1. Being on Twitter can encourage you to submit too early, hastily pulling together your manuscript in time for a contest. Please, please, please, avoid the temptation to do this. The worst mistake a writer can make is submitting before the work is ready. A novel needs to be vetted three, four, or five plus times. You need feedback from outside, impartial sources who aren't afraid to tell you that something stinks. Your ms needs to be ripped apart and put back together several times before you even consider submitting it or entering it into a contest. And, I have also learned, there will always be another contest.

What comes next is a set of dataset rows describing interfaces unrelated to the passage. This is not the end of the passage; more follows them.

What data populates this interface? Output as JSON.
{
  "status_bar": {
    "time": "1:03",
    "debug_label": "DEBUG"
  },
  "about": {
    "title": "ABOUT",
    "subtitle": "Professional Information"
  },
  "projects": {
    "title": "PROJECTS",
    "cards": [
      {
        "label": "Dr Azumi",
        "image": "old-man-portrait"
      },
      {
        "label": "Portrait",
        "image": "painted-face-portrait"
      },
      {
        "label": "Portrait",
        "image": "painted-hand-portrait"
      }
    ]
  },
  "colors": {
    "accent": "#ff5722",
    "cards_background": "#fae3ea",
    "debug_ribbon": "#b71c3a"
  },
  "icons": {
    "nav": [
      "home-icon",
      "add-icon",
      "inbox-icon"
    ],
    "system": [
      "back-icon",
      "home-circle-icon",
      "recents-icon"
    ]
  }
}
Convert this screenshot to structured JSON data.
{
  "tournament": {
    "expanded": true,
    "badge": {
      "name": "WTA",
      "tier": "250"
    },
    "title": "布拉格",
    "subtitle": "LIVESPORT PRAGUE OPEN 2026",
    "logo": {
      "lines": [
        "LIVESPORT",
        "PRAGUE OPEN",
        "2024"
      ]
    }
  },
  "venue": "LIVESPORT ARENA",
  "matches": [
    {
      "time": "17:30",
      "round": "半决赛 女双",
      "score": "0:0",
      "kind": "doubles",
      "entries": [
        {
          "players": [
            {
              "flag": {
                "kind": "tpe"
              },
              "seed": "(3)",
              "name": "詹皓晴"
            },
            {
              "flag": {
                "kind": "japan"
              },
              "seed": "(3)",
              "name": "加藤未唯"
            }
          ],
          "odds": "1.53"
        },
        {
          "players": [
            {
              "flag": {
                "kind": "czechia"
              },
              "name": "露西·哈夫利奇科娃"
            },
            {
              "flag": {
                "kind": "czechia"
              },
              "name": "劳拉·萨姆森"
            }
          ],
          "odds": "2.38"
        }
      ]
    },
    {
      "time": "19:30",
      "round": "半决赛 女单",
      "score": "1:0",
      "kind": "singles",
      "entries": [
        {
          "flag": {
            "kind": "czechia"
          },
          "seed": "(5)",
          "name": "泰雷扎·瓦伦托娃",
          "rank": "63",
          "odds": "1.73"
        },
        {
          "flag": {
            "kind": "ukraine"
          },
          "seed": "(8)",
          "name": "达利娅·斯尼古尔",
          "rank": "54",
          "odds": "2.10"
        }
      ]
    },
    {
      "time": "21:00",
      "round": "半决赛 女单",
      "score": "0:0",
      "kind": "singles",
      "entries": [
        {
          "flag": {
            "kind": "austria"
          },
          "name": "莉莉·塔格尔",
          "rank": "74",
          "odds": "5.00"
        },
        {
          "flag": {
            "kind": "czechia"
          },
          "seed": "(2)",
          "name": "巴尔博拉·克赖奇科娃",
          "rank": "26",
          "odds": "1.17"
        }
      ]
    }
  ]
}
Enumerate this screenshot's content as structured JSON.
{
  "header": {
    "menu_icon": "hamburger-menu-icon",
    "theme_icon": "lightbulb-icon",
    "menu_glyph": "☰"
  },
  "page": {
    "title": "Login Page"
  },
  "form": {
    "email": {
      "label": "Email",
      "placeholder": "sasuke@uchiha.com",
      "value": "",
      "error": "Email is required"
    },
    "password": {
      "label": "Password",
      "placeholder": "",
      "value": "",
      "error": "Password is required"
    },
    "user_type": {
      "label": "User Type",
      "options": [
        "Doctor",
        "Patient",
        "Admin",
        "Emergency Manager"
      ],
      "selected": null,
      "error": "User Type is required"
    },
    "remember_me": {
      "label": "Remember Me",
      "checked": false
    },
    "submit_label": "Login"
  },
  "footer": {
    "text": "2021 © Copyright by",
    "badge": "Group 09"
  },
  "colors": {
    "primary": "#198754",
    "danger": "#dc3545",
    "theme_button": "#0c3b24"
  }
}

2. Trolling twitter can lead to discouragement. Learning that agents aren't requesting what you're writing, or reading the polished first pages of other writers' novels and comparing them to your own initial draft can make the discrepancy between your own work and that of those nabbing agents seem insurmountable.
3. Twitter can be a FANTASTIC resource for writers. Where else can you eavesdrop on the conversations of agents, published authors, and newly agented writers? It's a great place to learn the ropes before jumping in and pick up some hints on what is currently working and what isn't. It's a place to make friends and find critique partners. Plus, links to articles, essays, and blog posts on thousands of subjects relevant to writers are abundant.
4. Your true colors come out when you read posts of other writers landing a book deal or signing with an agent. Jealousy battles with benevolence, and cuts you wide open so you can see clearly your flaws. Knowing yourself is a good thing. Just be prepared to make some changes if needed.
5. Twitter can be a huge time waster, enticing you to click on link after link until you find yourself perusing Pinterest with no clue how you got there. Usually, your free time is better spent writing. Rather than checking in with Twitter at the beginning of the time you've set aside for writing, check in at end, when you only have fifteen minutes left before another obligation will force you away from the computer.
It takes self-discipline and self-awareness to enjoy the benefits of Twitter without the complications, but if you can use it for the resource that it is without letting it distract or discourage you, there are a lot of perks to be had. So jump in, the Twater's warm.